She’s following in the footsteps of Tarana Burke, the New York activist who coined the phrase ‘me too’ in 2006 to empower women who have experienced sexual harassment and assault.
Hers is a story that became public in the wake of a powerful movement that was fired up after Hollywood actress Alyssa Milano in 2017 reignited the phrase by calling on women to speak up using the social media hashtag #MeToo.
Rachelle Cruz, a Toronto-based multi-media personality, is leading a crusade in the Canadian Filipino community to encourage women to break their silence about their own experiences.
Called Filipinas Speak Out, the campaign is being supported by women’s groups like GABRIELA Ontario.
According to the organization, there are “significant experiences of gender-based violence” in the community, but go unreported “mainly because of community stigma”.

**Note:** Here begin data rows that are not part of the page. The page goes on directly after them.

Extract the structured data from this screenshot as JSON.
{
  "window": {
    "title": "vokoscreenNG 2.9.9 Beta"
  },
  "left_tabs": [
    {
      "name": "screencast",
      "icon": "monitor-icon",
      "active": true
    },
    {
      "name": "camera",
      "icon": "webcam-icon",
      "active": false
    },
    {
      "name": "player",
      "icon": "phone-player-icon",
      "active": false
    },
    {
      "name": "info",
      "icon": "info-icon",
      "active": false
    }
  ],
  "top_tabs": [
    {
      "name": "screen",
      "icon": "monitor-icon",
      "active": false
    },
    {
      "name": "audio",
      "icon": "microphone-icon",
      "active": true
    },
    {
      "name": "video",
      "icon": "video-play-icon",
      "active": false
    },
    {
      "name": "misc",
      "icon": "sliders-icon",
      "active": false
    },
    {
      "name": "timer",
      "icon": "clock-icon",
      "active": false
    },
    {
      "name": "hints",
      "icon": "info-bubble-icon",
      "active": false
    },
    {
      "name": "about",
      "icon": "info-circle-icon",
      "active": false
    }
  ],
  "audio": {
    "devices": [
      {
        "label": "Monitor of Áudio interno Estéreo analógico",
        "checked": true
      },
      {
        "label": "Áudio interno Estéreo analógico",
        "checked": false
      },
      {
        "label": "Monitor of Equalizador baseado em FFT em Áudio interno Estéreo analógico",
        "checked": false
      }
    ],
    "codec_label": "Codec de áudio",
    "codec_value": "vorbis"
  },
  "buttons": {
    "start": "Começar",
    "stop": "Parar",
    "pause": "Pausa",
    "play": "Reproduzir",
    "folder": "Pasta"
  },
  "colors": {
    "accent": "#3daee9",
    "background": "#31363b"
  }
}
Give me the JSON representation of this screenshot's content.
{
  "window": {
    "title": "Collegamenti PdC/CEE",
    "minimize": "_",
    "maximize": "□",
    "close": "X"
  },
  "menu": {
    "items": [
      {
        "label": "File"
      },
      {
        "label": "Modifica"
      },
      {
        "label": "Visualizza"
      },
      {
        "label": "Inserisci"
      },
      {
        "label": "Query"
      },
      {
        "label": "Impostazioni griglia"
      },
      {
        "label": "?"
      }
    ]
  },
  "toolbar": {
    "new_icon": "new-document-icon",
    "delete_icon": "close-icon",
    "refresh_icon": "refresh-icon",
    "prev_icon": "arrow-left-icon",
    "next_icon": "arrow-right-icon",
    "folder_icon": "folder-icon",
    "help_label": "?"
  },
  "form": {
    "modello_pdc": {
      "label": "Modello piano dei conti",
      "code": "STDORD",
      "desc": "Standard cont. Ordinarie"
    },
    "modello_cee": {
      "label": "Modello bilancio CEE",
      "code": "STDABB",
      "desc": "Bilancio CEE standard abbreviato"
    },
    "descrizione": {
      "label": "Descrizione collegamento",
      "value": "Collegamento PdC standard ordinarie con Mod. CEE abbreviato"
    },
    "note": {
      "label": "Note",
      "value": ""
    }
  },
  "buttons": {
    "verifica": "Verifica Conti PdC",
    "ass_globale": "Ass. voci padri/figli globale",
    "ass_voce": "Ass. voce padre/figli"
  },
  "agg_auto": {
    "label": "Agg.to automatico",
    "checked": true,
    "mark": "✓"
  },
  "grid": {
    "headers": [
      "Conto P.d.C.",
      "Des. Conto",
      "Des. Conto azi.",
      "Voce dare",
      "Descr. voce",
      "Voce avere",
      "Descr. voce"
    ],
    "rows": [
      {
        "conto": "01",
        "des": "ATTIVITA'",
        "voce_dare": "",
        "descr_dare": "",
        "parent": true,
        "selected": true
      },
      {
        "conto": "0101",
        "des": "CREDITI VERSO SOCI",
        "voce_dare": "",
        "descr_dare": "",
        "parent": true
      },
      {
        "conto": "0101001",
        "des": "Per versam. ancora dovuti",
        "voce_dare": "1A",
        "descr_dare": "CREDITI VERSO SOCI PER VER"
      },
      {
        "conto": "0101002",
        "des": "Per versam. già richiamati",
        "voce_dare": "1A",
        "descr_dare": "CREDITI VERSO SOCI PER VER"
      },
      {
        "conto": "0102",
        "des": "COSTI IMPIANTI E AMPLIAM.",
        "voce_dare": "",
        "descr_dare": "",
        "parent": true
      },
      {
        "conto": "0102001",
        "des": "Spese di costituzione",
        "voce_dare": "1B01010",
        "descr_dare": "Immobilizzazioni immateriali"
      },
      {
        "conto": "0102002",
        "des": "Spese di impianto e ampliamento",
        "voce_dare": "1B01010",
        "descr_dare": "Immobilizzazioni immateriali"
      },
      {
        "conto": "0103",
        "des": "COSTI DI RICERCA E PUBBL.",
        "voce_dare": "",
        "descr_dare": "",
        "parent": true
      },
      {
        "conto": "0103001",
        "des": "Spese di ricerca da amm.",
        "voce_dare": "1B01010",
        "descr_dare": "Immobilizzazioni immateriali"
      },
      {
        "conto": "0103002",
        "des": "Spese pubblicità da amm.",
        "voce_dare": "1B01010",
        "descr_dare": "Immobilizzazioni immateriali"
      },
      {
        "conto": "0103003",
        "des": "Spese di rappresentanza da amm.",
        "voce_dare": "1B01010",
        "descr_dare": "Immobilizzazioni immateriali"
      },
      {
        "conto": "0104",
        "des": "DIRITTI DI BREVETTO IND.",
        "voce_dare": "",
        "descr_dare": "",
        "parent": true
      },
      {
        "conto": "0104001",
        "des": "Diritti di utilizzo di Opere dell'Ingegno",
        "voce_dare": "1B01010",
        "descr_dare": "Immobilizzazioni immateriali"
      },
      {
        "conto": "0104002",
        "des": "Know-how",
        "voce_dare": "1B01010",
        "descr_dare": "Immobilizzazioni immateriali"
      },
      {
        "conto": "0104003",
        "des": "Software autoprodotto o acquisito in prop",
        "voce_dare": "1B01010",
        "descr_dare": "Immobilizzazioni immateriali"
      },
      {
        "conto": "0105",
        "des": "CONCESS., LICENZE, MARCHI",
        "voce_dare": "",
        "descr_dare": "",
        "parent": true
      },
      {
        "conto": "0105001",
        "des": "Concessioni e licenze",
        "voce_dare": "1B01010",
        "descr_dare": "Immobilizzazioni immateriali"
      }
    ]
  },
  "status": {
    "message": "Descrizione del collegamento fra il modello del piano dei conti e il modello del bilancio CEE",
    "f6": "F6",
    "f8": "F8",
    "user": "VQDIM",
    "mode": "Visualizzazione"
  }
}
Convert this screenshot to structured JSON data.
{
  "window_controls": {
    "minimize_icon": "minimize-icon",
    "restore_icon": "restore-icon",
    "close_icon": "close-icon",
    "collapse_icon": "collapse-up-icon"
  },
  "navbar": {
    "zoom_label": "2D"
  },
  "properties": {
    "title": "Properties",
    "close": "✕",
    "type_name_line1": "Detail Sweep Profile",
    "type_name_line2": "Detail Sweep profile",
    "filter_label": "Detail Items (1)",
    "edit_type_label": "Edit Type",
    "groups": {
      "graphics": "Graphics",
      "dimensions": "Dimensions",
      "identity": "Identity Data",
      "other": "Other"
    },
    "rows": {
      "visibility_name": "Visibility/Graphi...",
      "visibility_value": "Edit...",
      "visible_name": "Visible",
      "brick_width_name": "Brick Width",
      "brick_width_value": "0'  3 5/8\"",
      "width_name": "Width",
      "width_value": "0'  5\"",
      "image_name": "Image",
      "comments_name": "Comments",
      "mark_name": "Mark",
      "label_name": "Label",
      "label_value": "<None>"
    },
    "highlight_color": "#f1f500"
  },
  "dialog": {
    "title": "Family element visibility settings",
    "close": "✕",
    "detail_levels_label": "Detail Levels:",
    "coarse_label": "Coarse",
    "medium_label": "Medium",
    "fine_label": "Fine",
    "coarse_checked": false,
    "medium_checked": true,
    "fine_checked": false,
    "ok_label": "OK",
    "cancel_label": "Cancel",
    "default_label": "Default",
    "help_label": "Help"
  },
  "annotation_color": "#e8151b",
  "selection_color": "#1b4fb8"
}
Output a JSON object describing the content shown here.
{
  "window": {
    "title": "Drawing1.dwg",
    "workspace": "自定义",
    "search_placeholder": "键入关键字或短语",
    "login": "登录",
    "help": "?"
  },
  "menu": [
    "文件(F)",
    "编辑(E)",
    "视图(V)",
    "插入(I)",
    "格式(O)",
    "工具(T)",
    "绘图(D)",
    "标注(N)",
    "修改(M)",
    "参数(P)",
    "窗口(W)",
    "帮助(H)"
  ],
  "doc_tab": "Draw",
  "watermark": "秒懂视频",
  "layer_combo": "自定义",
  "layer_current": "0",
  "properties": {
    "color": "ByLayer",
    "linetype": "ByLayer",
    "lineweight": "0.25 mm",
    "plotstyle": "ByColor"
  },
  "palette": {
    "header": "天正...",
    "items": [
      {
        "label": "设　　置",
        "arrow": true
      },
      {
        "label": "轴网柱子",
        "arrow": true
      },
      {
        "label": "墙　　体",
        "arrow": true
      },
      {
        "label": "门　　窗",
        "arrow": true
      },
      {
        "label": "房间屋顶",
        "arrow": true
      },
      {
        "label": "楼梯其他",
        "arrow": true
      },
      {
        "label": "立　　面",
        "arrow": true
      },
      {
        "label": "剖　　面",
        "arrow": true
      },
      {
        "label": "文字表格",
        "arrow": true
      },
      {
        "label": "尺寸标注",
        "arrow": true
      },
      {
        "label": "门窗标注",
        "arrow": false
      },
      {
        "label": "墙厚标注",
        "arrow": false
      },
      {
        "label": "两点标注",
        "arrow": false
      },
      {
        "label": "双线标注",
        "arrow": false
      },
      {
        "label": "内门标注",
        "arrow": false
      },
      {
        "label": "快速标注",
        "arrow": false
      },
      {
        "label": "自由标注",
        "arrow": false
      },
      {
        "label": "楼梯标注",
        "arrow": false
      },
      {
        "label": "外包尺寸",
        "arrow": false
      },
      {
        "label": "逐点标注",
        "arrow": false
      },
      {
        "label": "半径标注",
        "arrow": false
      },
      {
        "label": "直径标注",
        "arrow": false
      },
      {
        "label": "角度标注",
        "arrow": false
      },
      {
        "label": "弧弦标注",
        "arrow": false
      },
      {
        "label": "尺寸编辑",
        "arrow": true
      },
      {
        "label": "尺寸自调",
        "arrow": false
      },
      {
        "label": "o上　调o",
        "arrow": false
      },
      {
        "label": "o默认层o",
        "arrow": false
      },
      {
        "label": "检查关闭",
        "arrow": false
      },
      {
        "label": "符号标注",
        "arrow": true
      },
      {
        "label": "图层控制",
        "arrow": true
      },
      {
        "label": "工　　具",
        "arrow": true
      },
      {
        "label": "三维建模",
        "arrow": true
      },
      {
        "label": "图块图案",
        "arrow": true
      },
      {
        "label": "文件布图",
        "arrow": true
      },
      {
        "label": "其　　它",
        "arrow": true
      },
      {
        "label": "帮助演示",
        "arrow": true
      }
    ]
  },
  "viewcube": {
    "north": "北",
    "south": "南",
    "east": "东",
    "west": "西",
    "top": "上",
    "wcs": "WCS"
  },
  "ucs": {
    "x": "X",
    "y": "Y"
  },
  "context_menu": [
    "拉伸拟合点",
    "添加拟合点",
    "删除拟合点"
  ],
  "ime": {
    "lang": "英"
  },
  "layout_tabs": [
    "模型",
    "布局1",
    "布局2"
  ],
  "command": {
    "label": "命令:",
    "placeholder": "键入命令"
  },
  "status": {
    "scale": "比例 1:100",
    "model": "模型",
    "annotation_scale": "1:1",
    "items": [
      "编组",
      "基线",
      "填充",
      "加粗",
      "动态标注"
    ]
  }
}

“In the Filipino community, much has to be done in terms of addressing gender-based violence and patriarchy,” GABRIELA Ontario noted. “Long-held feudal-patriarchal values–where women and children are considered properties of men, have lower status, have no right in decision-making and generally inferior–shame victims or survivors for coming forward, speaking out, and reporting their feelings and emotions.”
In an announcement over social media, Cruz said that she will be in Vancouver on February 26 to emcee a women’s event for entrepreneurs.
According to Cruz, the event will also be an opportunity to talk about the Filipinas Speak Out campaign, which has the hashtag #FilipinasSpeakOut.
Called "God-Driven Women", the February 26 dinner event will be held at the Fraserview Banquet Hall (8240 Fraser Street).
Cruz is a TV correspondent for Balitang America of the North American bureau of ABS-CBN News in the Philippines.
Cruz studied TV and radio broadcasting at Ryerson University. She also writes for a number of publications.
Last year, Cruz made public her experience of alleged assault by a well-known member of the Canadian Filipino in Toronto.
Based on Statistics Canada figures cited by the Canadian Women’s Foundation, women self-reported 553,000 sexual assaults in 2014.
“Like other forms of violence against women, sexual assault is rooted in gender inequality,” the foundation notes. “It’s driven by the idea that the needs, feelings, or beliefs of one person/group are more correct or important than those of another person/group. Those who commit sexual assault perceive the victim as unequal. This inequality creates a rationale for control, humiliation, intimidation and abuse.”